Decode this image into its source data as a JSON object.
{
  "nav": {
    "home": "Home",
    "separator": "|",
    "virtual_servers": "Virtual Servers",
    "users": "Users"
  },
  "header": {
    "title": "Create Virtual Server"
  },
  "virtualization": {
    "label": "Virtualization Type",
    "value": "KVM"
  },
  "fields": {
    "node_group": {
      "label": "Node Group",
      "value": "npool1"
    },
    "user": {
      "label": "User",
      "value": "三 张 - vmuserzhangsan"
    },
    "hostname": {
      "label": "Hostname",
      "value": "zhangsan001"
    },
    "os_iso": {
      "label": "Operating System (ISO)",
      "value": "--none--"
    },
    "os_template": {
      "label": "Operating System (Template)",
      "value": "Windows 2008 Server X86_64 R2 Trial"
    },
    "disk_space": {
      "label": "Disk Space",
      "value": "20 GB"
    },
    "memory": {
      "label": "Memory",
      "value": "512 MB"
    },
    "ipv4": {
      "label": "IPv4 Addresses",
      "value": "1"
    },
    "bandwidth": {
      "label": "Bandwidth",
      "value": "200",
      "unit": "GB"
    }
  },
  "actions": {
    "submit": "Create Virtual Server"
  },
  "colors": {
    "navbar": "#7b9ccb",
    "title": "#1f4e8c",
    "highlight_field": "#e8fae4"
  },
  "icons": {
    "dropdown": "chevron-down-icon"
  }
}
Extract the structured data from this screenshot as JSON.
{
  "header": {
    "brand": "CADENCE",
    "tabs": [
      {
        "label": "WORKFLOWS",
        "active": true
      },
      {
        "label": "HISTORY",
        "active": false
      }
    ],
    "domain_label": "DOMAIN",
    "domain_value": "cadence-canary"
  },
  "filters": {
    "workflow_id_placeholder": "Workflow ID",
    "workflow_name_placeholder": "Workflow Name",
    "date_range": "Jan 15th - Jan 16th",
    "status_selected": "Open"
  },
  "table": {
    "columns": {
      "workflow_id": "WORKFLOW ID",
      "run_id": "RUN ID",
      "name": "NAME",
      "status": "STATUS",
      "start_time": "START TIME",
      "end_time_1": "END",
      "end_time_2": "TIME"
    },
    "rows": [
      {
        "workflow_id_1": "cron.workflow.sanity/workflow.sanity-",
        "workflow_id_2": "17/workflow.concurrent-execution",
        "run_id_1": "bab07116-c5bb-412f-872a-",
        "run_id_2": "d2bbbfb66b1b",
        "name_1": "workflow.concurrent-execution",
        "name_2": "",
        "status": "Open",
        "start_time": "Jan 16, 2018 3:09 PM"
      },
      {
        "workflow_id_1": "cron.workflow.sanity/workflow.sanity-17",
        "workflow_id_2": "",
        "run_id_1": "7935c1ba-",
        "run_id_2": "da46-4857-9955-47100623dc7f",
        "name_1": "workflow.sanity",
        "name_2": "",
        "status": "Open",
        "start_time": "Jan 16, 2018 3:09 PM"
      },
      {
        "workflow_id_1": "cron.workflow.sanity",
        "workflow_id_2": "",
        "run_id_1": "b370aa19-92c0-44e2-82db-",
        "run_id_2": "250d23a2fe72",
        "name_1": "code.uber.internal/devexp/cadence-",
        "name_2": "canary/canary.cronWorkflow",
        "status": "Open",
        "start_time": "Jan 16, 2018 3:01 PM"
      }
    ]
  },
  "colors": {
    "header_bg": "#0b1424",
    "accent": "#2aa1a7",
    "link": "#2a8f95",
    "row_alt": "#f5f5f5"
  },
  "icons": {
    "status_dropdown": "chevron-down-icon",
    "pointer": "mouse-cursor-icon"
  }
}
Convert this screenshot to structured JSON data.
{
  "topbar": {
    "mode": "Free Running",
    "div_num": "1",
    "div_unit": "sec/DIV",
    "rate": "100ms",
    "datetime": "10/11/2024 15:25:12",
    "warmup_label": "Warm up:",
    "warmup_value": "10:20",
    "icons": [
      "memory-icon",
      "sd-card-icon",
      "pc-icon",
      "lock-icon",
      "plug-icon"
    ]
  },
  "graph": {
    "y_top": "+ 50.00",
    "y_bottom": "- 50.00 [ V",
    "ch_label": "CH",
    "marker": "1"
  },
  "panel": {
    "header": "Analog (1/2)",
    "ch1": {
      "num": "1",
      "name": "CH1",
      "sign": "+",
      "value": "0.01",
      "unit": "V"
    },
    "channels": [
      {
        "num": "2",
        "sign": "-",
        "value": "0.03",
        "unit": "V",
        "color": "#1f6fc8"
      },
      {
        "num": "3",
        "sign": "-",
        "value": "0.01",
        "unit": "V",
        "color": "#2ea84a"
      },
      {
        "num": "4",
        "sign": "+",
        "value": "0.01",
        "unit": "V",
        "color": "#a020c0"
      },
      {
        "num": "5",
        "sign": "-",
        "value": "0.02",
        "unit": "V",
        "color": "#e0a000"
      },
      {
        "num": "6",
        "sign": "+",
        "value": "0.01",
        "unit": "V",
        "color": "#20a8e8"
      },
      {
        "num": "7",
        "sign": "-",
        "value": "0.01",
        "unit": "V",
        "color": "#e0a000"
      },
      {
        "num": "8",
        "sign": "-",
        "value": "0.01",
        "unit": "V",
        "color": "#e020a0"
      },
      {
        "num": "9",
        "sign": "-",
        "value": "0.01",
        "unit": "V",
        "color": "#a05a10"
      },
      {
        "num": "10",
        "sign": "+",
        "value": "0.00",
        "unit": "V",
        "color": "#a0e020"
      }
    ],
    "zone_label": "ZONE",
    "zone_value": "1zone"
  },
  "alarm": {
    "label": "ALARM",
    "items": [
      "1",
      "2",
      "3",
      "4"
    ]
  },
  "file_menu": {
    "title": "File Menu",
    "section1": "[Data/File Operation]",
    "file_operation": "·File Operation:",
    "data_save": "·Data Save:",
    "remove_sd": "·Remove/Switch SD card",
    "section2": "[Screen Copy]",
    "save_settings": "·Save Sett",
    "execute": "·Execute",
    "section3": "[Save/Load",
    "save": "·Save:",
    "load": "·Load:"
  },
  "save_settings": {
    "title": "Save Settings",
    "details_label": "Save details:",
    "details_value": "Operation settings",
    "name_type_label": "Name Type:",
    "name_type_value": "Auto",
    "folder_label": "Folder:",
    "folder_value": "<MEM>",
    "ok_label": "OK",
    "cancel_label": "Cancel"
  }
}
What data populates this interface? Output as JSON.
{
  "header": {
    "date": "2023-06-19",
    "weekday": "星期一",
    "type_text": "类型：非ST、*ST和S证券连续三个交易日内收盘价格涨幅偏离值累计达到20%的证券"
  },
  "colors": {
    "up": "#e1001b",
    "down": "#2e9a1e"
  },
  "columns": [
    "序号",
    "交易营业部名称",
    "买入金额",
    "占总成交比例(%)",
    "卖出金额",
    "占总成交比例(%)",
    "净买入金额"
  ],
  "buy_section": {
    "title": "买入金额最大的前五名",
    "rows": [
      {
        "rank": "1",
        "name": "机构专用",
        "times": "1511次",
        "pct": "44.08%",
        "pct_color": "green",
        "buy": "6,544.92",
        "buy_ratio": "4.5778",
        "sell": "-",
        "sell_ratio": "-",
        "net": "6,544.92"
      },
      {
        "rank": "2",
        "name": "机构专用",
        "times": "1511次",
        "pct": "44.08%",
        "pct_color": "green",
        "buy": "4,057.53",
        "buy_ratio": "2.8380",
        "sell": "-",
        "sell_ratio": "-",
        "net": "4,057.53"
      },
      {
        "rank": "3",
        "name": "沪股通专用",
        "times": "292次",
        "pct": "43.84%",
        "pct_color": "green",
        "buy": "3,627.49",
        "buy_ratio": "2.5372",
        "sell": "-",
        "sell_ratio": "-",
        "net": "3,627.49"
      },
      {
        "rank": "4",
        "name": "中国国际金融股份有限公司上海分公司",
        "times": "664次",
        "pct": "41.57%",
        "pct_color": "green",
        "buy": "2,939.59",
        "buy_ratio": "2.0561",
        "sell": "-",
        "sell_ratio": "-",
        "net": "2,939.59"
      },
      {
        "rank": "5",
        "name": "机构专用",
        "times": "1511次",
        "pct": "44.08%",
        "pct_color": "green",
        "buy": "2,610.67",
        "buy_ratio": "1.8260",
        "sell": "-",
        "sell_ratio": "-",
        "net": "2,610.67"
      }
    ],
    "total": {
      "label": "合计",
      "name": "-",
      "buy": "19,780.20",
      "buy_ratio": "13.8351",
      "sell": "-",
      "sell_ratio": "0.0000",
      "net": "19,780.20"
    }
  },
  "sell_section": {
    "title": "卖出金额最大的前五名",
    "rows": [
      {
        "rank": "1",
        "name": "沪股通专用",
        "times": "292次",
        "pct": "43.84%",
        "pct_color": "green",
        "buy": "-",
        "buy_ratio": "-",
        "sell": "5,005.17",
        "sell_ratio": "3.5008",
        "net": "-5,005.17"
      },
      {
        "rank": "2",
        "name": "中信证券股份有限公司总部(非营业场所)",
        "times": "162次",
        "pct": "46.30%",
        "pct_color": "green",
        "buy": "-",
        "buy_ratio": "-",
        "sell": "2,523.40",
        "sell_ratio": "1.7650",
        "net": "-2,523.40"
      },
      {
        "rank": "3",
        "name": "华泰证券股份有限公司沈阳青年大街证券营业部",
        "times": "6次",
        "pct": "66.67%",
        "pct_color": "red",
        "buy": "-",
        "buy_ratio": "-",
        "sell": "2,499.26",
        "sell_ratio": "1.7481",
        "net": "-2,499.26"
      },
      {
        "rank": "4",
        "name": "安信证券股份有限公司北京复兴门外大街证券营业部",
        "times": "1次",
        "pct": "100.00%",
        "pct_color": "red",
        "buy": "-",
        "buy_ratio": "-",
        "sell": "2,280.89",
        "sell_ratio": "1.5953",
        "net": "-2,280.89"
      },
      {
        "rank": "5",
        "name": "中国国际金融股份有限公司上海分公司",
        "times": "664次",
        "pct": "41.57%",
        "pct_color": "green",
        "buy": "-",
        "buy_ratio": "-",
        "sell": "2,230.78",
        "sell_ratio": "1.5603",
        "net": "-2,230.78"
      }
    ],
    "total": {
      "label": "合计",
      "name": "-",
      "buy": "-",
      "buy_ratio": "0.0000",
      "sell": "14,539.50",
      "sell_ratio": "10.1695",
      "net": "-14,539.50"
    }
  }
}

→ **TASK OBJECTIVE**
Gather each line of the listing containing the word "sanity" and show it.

→ **RESPONSE TO THE EXERCISE**
        "workflow_id_1": "cron.workflow.sanity/workflow.sanity-",
        "workflow_id_1": "cron.workflow.sanity/workflow.sanity-17",
        "name_1": "workflow.sanity",
        "workflow_id_1": "cron.workflow.sanity",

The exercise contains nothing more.